    And those spinsters and widows are so beautifully drawn. The spinsters – Misses Deborah and Mattie Jenkyns, daughers of the former rector and Miss Pole. The widows – Mrs. Barker, Mrs. Jamieson, and Mrs. Forrester.

    The story is of everyday lives of these women as they hold fast to their traditional way of life in a world that is caround them.

    And so we travel throgh the social rounds of Cranford. Occasionally, of course, we are disrupted by some of life’s bigger events.

    There is even the odd appearance by a man – Captain Brown, Mr. Holbrook, Peter Jenkyns, Signor Brunoni – though they never stay for long.

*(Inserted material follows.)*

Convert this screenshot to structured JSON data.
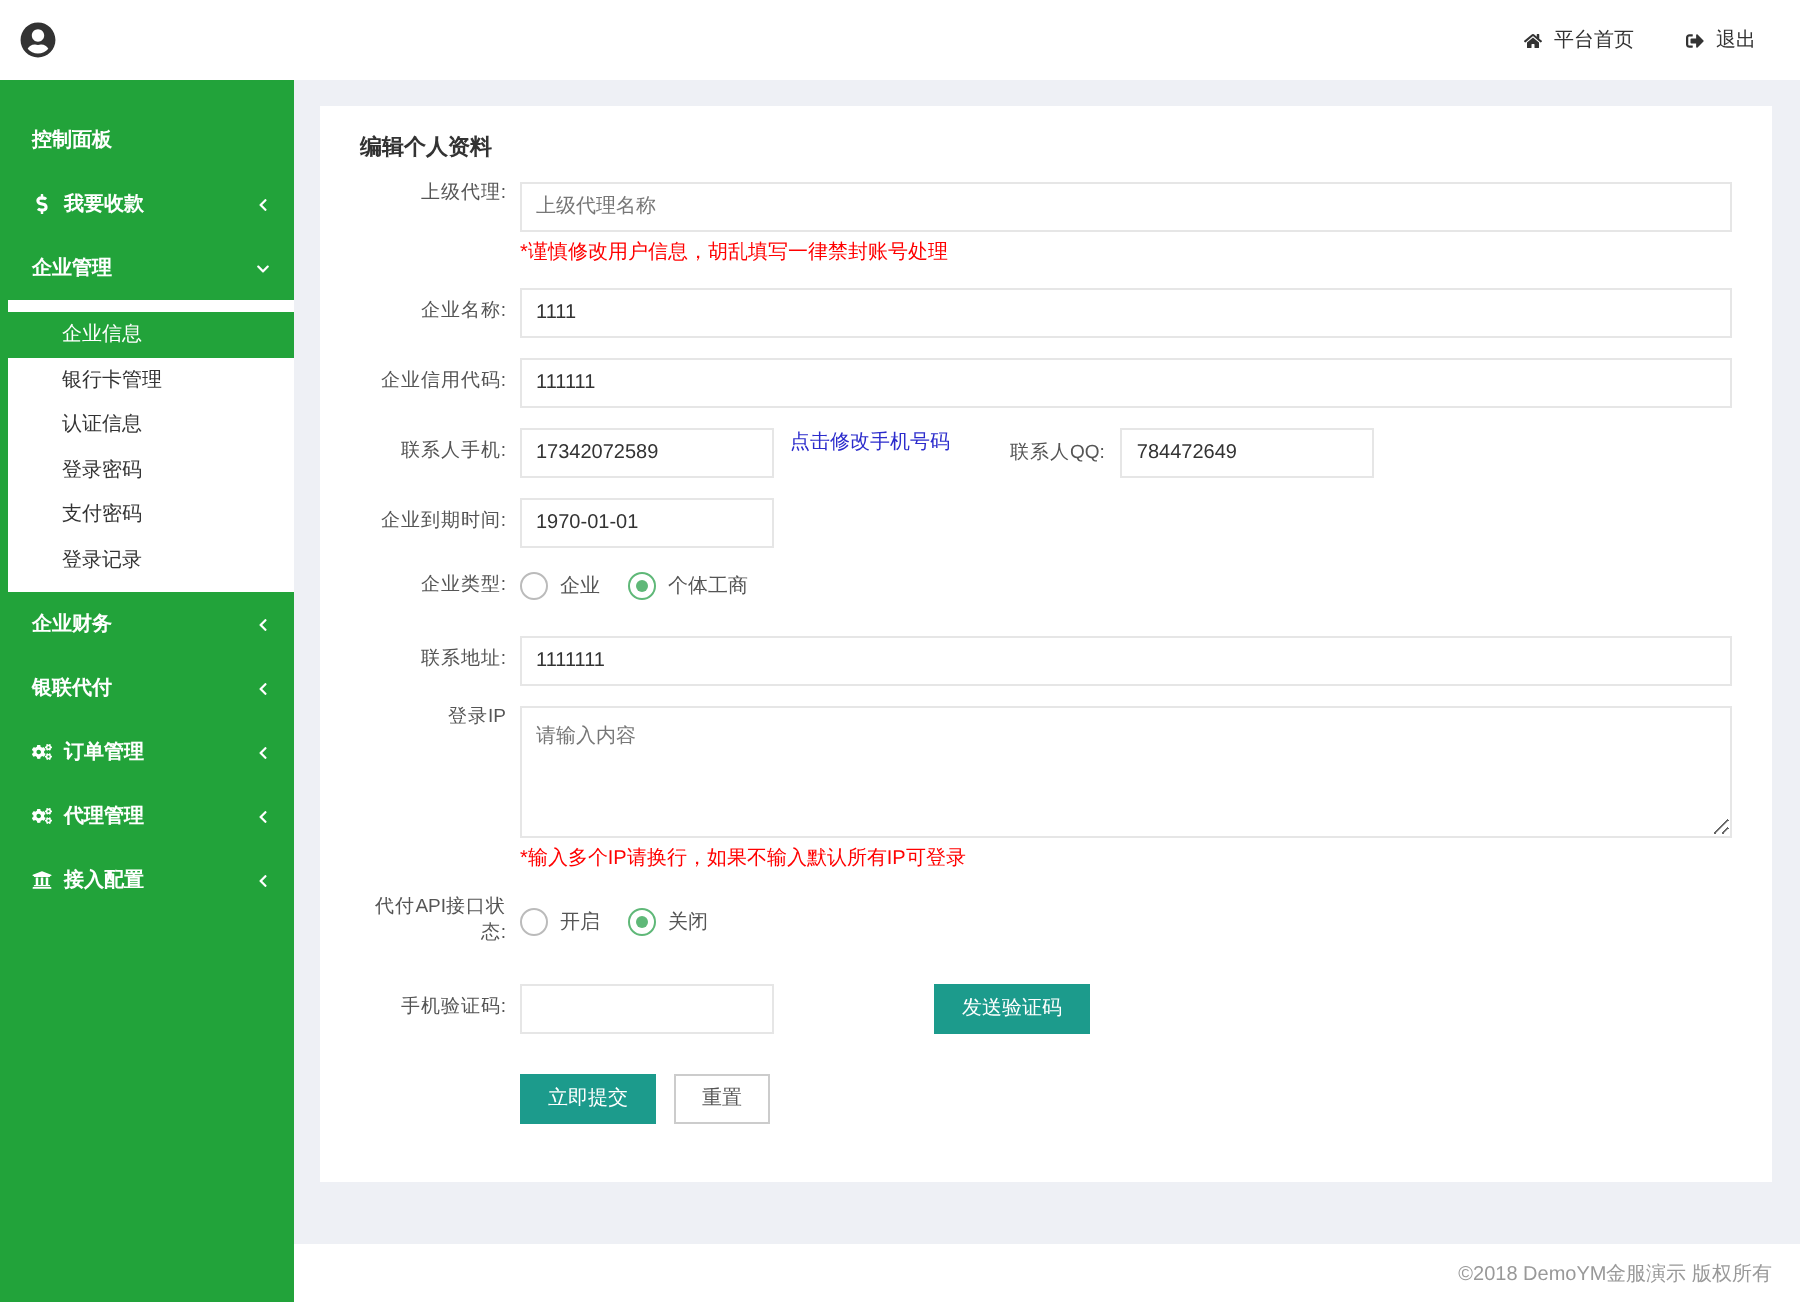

    The wonderful narration brings everything together. Making the narrator, Miss Mary Smith, not a resident of Cranford but a frequent visitor was a masterstroke. She loves the village and its ways, but she is also just a little bit more worldly and aware of how the world is changing. Her tone is warm and chatty, and it is easy to feel that you are catching up with an old friend.

    Cranford is a wonderful portrait of an age and a lost way of life.

    My mother was right!

    Victorian Challenge


    The Victorian Challenge is being hosted by Alex here.

    I was thrilled as soon as I saw the words “Victorian” and “Challenge” together. I have read so many wonderful books from and about the period and there are still lots more out there.

    So I am definitely in!

    Here’s how it works:

    • The challenge runs between 1st January 2009 and 30th June 2009.
    • It is open to everyone who wishes to participate.
    • You can choose one of four reading levels.
    • You can be added to the blog if you want.
    • You can share your reviews or make updates in the blog.

    Books allowed:

    • Books wrote during the Victorian Era
    • Books set during that period
    • Books about that period or biographies

    Reading Levels:

    • A drink at Whitechapel: 3 books
    • A walk in Hyde Park: 4 books
    • A tour of the British Museum: 5 books
    • A visit to Buckingham Palace: 6 books

    I’m opting for a tour of the British museum, and these are my books:

    • Little Dorritt, by Charles Dickens
    • Belinda, by Rhoda Broughton
    • The Picture of Dorian Gray, Oscar Wilde
    • Miss Cayley’s Adventures, by Grant Allen
    • Cranford, by Elizabeth Gaskell

    I plan to turn the titles to links once I have read and reviewed and I’ll track progress in my sidebar.